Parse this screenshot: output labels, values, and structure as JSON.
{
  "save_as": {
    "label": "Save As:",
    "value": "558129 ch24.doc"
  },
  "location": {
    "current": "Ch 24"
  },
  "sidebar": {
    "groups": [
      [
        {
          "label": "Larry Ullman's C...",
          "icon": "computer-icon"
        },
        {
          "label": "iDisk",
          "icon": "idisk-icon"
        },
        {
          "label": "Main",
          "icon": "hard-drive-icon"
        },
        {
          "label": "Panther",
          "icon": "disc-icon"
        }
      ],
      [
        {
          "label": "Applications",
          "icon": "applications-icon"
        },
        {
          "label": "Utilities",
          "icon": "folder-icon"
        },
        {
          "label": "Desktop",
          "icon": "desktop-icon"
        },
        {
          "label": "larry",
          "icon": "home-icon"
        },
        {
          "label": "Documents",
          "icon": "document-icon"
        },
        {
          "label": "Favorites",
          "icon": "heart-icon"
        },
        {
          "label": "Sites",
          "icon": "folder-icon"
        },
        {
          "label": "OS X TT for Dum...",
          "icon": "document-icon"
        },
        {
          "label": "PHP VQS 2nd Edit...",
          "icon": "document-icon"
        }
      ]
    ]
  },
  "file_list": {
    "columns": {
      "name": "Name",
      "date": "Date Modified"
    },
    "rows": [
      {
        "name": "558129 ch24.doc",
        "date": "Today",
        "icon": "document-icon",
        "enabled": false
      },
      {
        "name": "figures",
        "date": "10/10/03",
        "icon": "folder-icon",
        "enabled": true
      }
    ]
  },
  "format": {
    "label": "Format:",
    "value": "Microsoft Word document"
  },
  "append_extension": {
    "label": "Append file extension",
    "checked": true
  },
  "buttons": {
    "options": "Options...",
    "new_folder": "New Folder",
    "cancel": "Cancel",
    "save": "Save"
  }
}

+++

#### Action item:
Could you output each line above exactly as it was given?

#### Exercise result:
Parse this screenshot: output labels, values, and structure as JSON.
{
  "save_as": {
    "label": "Save As:",
    "value": "558129 ch24.doc"
  },
  "location": {
    "current": "Ch 24"
  },
  "sidebar": {
    "groups": [
      [
        {
          "label": "Larry Ullman's C...",
          "icon": "computer-icon"
        },
        {
          "label": "iDisk",
          "icon": "idisk-icon"
        },
        {
          "label": "Main",
          "icon": "hard-drive-icon"
        },
        {
          "label": "Panther",
          "icon": "disc-icon"
        }
      ],
      [
        {
          "label": "Applications",
          "icon": "applications-icon"
        },
        {
          "label": "Utilities",
          "icon": "folder-icon"
        },
        {
          "label": "Desktop",
          "icon": "desktop-icon"
        },
        {
          "label": "larry",
          "icon": "home-icon"
        },
        {
          "label": "Documents",
          "icon": "document-icon"
        },
        {
          "label": "Favorites",
          "icon": "heart-icon"
        },
        {
          "label": "Sites",
          "icon": "folder-icon"
        },
        {
          "label": "OS X TT for Dum...",
          "icon": "document-icon"
        },
        {
          "label": "PHP VQS 2nd Edit...",
          "icon": "document-icon"
        }
      ]
    ]
  },
  "file_list": {
    "columns": {
      "name": "Name",
      "date": "Date Modified"
    },
    "rows": [
      {
        "name": "558129 ch24.doc",
        "date": "Today",
        "icon": "document-icon",
        "enabled": false
      },
      {
        "name": "figures",
        "date": "10/10/03",
        "icon": "folder-icon",
        "enabled": true
      }
    ]
  },
  "format": {
    "label": "Format:",
    "value": "Microsoft Word document"
  },
  "append_extension": {
    "label": "Append file extension",
    "checked": true
  },
  "buttons": {
    "options": "Options...",
    "new_folder": "New Folder",
    "cancel": "Cancel",
    "save": "Save"
  }
}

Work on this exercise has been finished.